From 1857-1860 Alexander Hamilton Redfield, my great great grandfather served as the Indian agent for the Sioux nation at a time of great change.
His story continues:
February 3, 1858: He wrote concerning affairs of agency and necessity for making new treaty with Sioux, and stressed that agency was too large and one agent should handle Sioux only. Clothing promised should be delivered. Nearly all Indians at war with each other and kill whites occasionally. At least 2,500 Indians in agency speaking 6 languages.
February 6, 1858: He reported that he had made an expedition to Upper Missouri Country to most trading posts. While there he learned of the death of a white man, Le Blond, by an Arickaree Indian by the name of “The man that don’t run on the male cow.” The Indian told him that he had lost his family by disease and blamed it on the whites.
Situated as I then was in the heart of the Indian Country without any support and surrounded by five thousand of the worst of the Sioux, I could not make any further investigation.
April 10, 1858: Ranchers destroy and frighten off the Buffalo and other game upon which nearly all the Indians depend for sustenance and soon they will lack food. This is well calculated to excite and does excite their hostility.
April 24, 1858: Received . . . medals for distribution to the Indians. Appointed agent for Yankton Sioux April 19, 1858, paid $1500/year. The Indians in the Upper Missouri and its headwaters were not visited with small pox in 1858 – number about 30,400 and have been somewhat discontented. A large and warlike portion of them are near the frontiers and have it in their power to inflict much injury on advanced settlements.
The Arickarees, Gusentic, and Maudans are small weak Nations –they would be glad to keep their treaty and be at peace but as long as the powerful Sioux are permitted to rob and murder them, how can they be expected to do so or feel friendly to the government or to white people.
On the morning of May 23, 1858, the steamboat Twilight began its second voyage to the Yellowstone carrying 120 tons of Indian annuities that Redfield and his fellow agent had sent for under the government treaties, the German artist Wimar was on that voyage. At this time, Redfield noted that relations between the U.S. and the native Americans were at an all time low. He wrote the Indians had ceded: Eleven million acres of land, much of which is very fine for cultivation and grazing, and over which our bold and enterprising emigrants are resolved to spread. Unfortunately,while the lower portion of the tribe is well pleased with the treaty and the sale of their country, but as I proceeded up the river I found much dissatisfaction on account of it among the upper portion of the Yanctons and all the other seven tribes of the Sioux.
On June 10, Redfield’s party arrived at a large village of the Yanctons, one hundred miles above Fort Randall. Here he called a Council of the tribe and found the Indians to be in a foul temper.
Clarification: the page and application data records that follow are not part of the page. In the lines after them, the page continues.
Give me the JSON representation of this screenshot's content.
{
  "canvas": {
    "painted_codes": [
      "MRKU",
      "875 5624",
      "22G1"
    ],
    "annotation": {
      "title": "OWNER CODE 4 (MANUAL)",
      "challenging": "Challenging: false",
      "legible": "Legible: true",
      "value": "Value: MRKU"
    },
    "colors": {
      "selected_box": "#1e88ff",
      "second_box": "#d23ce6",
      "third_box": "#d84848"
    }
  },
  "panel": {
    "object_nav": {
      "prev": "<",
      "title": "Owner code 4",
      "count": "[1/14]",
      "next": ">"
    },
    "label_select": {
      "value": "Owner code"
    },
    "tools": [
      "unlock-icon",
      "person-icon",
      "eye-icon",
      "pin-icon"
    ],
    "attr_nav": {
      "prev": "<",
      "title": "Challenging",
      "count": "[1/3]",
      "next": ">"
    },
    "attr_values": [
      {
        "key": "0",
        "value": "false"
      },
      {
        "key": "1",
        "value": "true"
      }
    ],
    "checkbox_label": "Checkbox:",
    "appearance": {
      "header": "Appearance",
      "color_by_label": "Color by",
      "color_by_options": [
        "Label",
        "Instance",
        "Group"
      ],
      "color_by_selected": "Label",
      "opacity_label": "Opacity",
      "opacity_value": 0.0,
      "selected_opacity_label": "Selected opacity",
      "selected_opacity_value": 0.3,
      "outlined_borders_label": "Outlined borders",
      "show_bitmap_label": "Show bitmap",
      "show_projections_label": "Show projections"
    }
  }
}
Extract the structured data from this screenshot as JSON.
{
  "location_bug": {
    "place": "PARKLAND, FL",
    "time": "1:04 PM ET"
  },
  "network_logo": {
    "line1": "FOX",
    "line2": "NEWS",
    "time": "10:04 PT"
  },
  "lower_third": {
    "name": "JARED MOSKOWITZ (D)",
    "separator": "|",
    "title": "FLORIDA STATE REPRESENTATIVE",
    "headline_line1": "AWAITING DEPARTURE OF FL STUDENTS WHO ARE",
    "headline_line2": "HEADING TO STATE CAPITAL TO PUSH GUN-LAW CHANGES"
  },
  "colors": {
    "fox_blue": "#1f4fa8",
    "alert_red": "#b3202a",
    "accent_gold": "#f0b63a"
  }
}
Furious at what they believed to be the sale of their lands, the Indians would not allow Redfield and his party safe passage beyond Fort Pierre. A chief named Medicine Cow did most of the threatening. Redfield later noted that he would not have been able to complete his business with the Indians were it not for the large number of troops that accompanied them.
Leaving Ft. Pierre, The Twilight steamed upriver. — To be continued in With the Sioux 3